TO DO> Copy all the lines of the data that include the word "small".

== STUDY MATERIAL ==

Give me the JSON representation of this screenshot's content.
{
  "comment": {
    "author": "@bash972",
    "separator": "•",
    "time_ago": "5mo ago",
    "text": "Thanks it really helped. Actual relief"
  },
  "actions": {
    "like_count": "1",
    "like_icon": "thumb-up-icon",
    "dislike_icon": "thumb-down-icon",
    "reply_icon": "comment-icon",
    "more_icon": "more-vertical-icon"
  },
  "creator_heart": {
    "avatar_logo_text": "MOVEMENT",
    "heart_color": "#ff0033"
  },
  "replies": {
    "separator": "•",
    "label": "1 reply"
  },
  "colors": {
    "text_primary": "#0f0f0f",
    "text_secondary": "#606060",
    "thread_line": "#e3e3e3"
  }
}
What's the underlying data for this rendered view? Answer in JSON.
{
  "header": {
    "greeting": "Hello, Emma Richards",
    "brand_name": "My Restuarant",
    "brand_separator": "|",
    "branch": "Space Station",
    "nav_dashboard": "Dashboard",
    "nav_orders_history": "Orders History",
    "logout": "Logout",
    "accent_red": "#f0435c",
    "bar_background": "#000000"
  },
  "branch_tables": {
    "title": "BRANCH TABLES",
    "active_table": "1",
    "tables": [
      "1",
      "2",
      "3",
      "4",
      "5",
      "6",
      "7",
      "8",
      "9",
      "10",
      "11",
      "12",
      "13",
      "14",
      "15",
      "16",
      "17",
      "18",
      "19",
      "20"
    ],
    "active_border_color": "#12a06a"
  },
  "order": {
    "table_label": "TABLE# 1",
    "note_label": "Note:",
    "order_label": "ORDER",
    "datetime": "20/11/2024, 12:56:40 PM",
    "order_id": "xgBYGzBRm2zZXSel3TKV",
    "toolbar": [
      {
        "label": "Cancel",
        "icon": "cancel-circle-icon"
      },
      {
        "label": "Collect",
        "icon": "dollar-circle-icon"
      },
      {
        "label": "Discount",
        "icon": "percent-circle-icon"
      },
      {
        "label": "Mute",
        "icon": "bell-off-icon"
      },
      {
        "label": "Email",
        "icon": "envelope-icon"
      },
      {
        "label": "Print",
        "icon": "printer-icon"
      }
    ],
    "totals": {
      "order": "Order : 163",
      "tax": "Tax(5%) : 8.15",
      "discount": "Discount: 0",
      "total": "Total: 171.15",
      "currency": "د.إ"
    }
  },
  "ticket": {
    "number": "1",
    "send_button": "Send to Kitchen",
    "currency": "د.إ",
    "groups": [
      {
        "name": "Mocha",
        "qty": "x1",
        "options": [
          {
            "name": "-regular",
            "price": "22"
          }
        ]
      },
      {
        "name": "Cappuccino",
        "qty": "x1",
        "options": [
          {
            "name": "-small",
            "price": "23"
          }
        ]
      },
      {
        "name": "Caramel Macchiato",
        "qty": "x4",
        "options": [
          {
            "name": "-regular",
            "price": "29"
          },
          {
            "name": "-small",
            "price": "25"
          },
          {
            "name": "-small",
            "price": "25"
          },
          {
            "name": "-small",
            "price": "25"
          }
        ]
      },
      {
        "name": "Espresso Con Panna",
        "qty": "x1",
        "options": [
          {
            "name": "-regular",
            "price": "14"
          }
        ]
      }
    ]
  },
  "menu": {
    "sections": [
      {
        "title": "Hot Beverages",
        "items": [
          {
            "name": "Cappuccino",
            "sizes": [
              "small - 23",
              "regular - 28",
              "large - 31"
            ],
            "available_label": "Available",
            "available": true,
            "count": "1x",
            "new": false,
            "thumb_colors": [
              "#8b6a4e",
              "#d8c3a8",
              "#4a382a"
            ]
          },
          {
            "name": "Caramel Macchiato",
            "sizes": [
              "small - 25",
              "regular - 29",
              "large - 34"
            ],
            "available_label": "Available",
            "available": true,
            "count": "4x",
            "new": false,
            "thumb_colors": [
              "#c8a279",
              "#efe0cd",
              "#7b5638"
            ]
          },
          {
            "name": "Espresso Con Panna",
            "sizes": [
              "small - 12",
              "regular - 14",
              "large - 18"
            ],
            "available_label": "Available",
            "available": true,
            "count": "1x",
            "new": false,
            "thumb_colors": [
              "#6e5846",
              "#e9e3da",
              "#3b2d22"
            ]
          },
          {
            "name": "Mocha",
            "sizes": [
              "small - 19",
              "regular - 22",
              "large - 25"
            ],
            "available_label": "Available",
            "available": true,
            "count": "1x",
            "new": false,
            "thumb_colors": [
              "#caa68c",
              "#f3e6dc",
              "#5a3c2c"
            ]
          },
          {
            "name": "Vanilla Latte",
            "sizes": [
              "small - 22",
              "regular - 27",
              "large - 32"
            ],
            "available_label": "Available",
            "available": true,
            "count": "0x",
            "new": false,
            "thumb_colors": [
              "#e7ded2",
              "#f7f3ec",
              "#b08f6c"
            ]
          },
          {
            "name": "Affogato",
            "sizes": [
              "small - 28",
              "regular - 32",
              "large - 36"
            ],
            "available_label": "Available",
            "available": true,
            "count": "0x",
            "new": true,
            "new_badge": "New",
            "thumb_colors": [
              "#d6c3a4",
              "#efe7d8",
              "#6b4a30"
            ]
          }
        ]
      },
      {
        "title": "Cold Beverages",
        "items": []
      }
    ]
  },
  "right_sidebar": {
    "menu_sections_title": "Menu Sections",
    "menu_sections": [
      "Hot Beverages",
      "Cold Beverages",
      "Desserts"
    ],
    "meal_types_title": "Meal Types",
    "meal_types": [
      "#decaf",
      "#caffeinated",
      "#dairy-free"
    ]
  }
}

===

SOLUTION FOR THIS TASK>
            "name": "-small",
            "name": "-small",
            "name": "-small",
            "name": "-small",
              "small - 23",
              "small - 25",
              "small - 12",
              "small - 19",
              "small - 22",
              "small - 28",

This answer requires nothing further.